Like his dog, Candy in "Of Mice and Men" is old and has nearly out-lived his usefulness. The dog's death is suggestive of what will soon happen to him--he will be discarded by society.
The skinner [Slim] had been studying the old dog with his calm eyes. "Yeah," he said. "You can have a pup if you wnat to." He seemed to shake himself free for speech. "Carl's right, Candy. That dog ain't no good to himself. I wisht somebody'd shoot me if I got old an' a cripple.'
Candy looked helplessly at him, for Slim's opinions were law....Candy looked for help from face to face.
Candy is alone in his anxiety. For, as George says, "Guys like us, that work on ranches are the loneliest guys in the world. They got no family. They don't belong no place...." While George has Lennie to give his life some meaning against the terrible isolation of his state, Candy has his old dog. But, when Carlson takes the dog and shoots it, Candy is bereft in a group of isolated misfits.

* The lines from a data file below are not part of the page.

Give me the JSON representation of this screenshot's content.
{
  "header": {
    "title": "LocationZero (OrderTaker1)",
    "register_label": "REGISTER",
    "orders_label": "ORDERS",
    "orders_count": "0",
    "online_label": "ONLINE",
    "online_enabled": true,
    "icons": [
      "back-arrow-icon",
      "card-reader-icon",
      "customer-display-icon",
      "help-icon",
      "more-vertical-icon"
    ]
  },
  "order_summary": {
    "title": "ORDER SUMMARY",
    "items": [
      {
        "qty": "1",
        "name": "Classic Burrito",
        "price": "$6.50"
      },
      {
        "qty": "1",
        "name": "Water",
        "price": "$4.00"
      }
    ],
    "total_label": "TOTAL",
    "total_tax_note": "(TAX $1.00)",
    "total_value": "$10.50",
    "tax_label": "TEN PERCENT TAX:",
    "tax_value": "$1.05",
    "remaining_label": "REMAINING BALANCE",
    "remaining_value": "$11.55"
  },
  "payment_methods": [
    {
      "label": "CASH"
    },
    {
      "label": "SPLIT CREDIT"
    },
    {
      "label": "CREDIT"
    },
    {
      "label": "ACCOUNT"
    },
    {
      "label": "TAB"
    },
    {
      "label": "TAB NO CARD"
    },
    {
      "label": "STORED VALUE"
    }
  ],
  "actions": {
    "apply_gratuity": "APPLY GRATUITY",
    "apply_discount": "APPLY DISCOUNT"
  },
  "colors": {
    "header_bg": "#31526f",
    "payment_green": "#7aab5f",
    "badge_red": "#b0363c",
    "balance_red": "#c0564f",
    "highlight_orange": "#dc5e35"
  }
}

Steinbeck's theme of the interdependence of society is one that he explores throughout the novella; one method that he uses is to show the negative effects of isolation as exemplified in the episodes of Candy and his dog.